Seaplanes are aeroplanes which have the extraordinary ability to take off and land on water, allowing otherwise inaccessible places to be reached.

They were designed at the beginning of the 20th century in response to the challenges aeroplanes had to face when flying over the ocean. In 1919, the first transatlantic flight from America to Europe was carried out in a seaplane, the NC-4. Over the years that followed, seaplanes were used for a variety of reasons such as for transporting passengers, scientific research and military surveillance.

So how do seaplanes work?

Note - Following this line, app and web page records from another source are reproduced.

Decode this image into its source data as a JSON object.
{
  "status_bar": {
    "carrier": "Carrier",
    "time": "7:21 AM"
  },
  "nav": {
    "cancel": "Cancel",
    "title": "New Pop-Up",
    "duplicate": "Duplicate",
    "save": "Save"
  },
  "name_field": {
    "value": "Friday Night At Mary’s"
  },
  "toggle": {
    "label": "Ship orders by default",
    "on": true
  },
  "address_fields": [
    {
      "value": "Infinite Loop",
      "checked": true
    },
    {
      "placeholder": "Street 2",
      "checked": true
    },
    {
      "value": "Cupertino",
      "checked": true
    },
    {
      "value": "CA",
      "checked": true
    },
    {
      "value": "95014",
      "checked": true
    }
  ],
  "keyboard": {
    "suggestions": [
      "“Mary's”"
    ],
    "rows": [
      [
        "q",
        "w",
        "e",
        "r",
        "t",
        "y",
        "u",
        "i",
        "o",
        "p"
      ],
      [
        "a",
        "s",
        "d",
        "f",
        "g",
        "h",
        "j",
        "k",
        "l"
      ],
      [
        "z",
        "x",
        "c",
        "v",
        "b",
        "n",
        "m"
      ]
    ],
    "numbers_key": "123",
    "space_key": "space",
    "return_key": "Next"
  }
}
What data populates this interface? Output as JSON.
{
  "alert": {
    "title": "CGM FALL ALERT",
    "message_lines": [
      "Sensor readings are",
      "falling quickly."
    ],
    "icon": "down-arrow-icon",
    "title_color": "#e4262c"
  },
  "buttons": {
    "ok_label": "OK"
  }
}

Seaplanes are classified according to their buoyancy system, which can be based on either floats or the seaplane’s main hull, as well as their ability to operate on land.
Floatplanes are the most common and use a series of floats located under the aircraft to guarantee stability when taking off and landing on water.
In boat planes, the buoyancy is provided by the fuselage, which acts in the same way as the hull of a boat, ensuring greater aerodynamic efficiency.

Other design solutions for seaplanes include the “hull-wing” configuration, air cushions, hydroskis and the so-called avion marin fuselage, a compromise between an aeroplane and a seaplane that was designed around 1930 and only ever used on a Piaggio prototype. However, none of these engineering solutions ever progressed beyond the design or prototype phase.
But what makes seaplanes fascinating is not just their technology – it is their ability to land on water and reach remote locations that makes these aircraft unique.

Seaplane bases

A seaplane base is an airport for seaplanes. It is usually on water and has additional infrastructure on shore such as cranes and ramps.
Thanks to their ability to use virtually unlimited surfaces to take off and land, seaplanes could be designed to be bigger and faster than their terrestrial cousins. For this reason, seaplanes were a great alternative for commercial and mail flights, especially between the two world wars.

In the 1920s, the Italian seaplane bases in Orbetello, Marsala and Cadimare were largely used by the Italian Royal Air Force, and this phenomenon spread all over Europe. The Idroscalo di Milano (Milan Floatplane Base) was officially opened on 28 October 1930 but operated for its original purpose for less than ten years.

Following the technological developments made during World War II, however, standard aeroplanes had the edge over seaplanes, which became unprofitable for airlines to manage.

Some seaplane bases, especially the one in Milan, have become city monuments and locations for open air activities, summer meeting places and water sports. Gino Utili, the surveyor who designed it, happened to be a big fan of rowing.

Have you ever visited the Idroscalo in Milan– a former seaplane base that is now a park based around an artificial lake?
Book your flight from Frankfurt and Munich to marvelous Milan now!